Reflection: wearing a scarlet letter


Karen Xia

In the junior Honors American Literature class, students are all assigned to read The Scarlet Letter, in which the main character, Hester Prynne, is publically shamed for adultery. Consequently, she has to wear the red letter A to display her ignominy to the Puritan society. In order to analyze the book and better understand Hester’s experience, the class donned their own unique letters to showcase their flaws.

As a writer, I typically enjoy discussions about emotionally charged and exceedingly personal topics, so I looked forward to examining my own and other’s greatest flaws during our Scarlet Letter unit. It seemed to be a chance to verbalize my internal scrutiny without feeling like that archetypal melodramatic person who inundates every conversation with harrowing life stories, which always seem to end with some didactic conclusion where the narrator has finally completed or is making great progress on turning their life around.

When it came time for us to bear our own scarlet letters and show our flaws with eight by eleven inch, symbolically decorated letters, I expected a certain recognition from those at least somewhat familiar with me—the “oh yeah, she has that flaw, it’s pretty noticeable now that I think about it” response, conveyed in a way that suggests approbation for being accurately introspective, proceeded by a short discussion about past manifestations of my shortcoming.

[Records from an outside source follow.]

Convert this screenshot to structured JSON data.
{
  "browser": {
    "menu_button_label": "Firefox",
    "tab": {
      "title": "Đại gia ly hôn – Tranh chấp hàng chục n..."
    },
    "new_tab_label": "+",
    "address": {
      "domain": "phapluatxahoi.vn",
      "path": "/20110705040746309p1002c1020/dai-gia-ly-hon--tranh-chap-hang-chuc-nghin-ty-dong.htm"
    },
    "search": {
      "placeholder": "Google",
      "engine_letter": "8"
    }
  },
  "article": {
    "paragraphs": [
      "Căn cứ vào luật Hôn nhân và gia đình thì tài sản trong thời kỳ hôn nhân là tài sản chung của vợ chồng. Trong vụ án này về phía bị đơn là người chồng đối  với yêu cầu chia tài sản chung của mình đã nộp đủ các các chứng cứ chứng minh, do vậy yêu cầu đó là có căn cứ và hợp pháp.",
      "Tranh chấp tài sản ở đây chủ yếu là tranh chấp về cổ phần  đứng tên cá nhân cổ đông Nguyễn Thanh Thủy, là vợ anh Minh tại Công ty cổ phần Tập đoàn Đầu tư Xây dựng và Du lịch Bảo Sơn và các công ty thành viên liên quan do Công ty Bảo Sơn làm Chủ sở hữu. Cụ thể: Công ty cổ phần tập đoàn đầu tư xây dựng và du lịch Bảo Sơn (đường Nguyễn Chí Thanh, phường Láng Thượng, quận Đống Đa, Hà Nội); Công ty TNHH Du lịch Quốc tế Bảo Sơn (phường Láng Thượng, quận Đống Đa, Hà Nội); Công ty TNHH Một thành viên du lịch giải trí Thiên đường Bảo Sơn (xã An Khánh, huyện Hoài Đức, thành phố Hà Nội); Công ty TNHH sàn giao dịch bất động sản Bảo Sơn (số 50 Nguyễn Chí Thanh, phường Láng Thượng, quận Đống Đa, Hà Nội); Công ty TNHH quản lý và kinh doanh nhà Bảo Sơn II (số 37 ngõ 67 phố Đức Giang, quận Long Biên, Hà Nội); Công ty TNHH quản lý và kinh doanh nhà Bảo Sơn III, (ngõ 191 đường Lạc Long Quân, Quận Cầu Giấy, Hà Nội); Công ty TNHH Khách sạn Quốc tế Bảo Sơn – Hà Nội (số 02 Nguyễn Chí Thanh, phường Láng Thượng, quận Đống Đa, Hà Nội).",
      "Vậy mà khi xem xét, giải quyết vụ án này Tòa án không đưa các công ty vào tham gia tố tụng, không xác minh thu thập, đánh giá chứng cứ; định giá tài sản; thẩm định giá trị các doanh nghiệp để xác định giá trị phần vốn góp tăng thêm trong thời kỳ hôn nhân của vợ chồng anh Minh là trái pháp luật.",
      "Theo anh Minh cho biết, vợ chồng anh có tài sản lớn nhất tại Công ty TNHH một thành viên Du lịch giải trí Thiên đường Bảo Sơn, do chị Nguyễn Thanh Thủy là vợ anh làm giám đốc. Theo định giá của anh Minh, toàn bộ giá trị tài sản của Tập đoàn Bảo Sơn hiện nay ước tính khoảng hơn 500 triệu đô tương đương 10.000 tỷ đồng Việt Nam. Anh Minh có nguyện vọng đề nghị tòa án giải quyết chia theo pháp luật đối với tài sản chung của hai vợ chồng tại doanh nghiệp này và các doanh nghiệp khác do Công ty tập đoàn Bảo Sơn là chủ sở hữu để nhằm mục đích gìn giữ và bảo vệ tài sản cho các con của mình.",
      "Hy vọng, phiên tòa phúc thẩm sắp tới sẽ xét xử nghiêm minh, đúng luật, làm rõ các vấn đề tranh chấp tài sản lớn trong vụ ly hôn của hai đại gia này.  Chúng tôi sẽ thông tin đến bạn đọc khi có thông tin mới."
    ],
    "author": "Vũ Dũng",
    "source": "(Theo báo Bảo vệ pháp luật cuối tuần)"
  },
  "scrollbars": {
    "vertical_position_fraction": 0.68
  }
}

        By the time I wore my letter on Monday, people were accustomed to the group of juniors wandering around school with their flaws clearly displayed. The few who asked about it were my friends, wondering what word I had chosen. But when I said that I was insecure, most of my friends and peers looked at me skeptically. It was as if Hester Prynne had embroidered an F for Fidelity—albeit, of course, garnering a much less severe reaction.

        Going into this activity, I didn’t want to choose a flaw that would make it seem like I was trying to conceal my most blatant limitations, which include control and narrow-mindedness. These, I decided, are external results of a more internally true but less overt flaw. Because of my insecurity, I put up a false front, and I don’t give much of myself away. I tend to equate admitting other’s strengths with demonstrating my own inadequacy, which makes me stubborn. Consequently, I have unrealistic expectations in terms of what I should be able to accomplish, and when I don’t achieve those goals, I often give up instead of trying harder, because trying harder would mean admitting and facing my imperfections rather than pretending they don’t exist.

        But when people typically think of insecurity, it comes with the image of someone who never speaks up in class and who hides behind a book to avoid being seen. Insecurity can present itself in such a manner, though like all flaws, the “symptoms” are different. During my conversations with friends and acquaintances, I was asked why I would choose that as my greatest flaw—I seem more than willing to express my opinions in class.

        I probably grew more comfortable with my flaw at the end of the day, but in some ways I also wasn’t portraying my true flaw, at least not wholly. Hester Prynne may be an adulterer, like Emma Bovary and Henry Crawford, but equating the three sins would be a drastic oversimplification. “I’m insecure,” reveals about as much of me as “I’m human.” It is reassuring to know that everyone has flaws, but I realized—and even more importantly, internalized—how multifaceted all our characteristics our, and how inaccurate our perceptions of others can be.